**WHAT THE TASK REQUIRES:** All lines holding the word "Change" should be located in the records and copied.

** THE RECORDS follows **

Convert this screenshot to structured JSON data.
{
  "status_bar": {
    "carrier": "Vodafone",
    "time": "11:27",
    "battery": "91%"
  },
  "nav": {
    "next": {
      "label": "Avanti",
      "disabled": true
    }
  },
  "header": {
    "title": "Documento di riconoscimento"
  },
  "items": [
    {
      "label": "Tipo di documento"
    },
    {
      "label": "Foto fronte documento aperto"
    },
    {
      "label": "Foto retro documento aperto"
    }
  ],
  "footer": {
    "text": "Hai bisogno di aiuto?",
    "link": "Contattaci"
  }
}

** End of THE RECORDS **
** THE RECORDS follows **

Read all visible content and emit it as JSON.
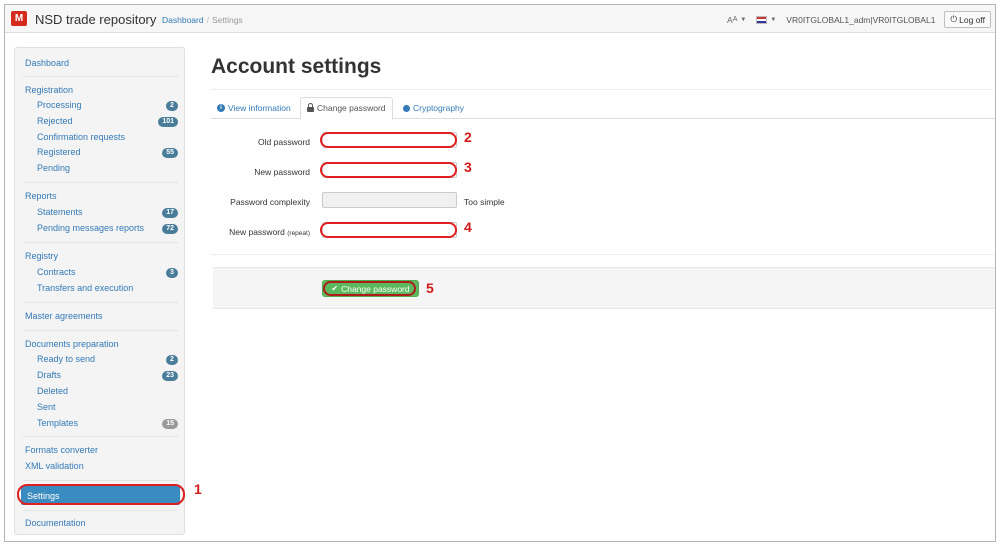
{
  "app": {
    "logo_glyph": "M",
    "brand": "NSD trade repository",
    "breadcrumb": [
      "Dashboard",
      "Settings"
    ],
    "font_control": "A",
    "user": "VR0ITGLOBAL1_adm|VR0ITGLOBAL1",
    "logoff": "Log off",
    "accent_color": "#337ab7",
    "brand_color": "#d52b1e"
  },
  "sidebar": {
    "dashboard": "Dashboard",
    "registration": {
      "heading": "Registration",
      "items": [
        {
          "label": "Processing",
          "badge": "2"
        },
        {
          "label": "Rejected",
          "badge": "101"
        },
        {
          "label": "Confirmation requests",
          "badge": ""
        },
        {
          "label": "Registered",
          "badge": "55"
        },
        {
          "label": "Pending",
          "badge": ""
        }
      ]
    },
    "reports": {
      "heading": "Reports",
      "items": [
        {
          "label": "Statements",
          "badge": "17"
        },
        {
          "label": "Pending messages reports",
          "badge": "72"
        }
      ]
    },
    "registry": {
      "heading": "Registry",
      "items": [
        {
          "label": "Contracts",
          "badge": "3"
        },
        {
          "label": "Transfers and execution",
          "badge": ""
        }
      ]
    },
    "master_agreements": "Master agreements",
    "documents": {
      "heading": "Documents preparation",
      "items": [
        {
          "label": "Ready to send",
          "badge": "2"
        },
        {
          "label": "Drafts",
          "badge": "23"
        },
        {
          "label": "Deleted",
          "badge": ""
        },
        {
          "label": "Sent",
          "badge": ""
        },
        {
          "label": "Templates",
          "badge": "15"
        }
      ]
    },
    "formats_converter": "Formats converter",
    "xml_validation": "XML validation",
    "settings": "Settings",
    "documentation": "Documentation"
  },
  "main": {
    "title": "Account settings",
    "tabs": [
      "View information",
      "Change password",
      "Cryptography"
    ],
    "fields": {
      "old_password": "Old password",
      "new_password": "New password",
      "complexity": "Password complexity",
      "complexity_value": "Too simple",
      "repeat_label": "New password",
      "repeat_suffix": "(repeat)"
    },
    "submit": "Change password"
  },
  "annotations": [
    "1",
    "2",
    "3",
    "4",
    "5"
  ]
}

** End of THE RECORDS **

**SOLVED PROBLEM:**
      "Change password",
    "submit": "Change password"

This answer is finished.